*INSTRUCTIONS TO FOLLOW*: Your task is to show every line in the listing below that includes "icon".

*DATA FOR PROCESSING*:
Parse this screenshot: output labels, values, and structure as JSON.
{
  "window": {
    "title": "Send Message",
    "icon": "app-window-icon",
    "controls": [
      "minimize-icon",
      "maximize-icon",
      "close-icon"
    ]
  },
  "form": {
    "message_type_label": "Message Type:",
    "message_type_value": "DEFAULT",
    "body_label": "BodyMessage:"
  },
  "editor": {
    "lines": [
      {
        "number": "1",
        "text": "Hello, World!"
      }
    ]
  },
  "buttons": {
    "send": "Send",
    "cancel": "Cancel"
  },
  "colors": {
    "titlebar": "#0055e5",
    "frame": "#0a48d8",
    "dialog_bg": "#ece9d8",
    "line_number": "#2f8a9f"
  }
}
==
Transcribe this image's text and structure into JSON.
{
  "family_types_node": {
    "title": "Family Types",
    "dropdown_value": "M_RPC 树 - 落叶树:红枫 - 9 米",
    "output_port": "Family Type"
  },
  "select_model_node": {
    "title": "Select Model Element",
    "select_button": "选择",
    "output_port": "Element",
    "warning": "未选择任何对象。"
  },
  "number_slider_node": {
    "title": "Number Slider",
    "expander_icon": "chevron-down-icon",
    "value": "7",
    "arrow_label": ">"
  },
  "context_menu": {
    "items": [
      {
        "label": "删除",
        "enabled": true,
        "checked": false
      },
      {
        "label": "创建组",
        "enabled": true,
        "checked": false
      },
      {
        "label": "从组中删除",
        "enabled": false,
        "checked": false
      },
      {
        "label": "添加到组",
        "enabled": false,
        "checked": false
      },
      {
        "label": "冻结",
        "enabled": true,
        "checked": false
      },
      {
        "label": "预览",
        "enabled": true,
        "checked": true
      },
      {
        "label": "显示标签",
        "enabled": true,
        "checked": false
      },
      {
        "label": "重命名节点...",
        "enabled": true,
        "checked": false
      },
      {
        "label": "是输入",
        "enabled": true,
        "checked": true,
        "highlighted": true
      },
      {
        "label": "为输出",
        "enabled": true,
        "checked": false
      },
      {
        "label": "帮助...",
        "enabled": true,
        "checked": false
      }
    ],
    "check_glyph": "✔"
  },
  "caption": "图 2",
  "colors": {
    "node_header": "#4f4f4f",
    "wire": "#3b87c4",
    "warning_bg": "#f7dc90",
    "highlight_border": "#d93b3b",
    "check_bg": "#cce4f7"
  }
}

*SOLUTION TO THIS TASK*:
    "icon": "app-window-icon",
      "minimize-icon",
      "maximize-icon",
      "close-icon"
    "expander_icon": "chevron-down-icon",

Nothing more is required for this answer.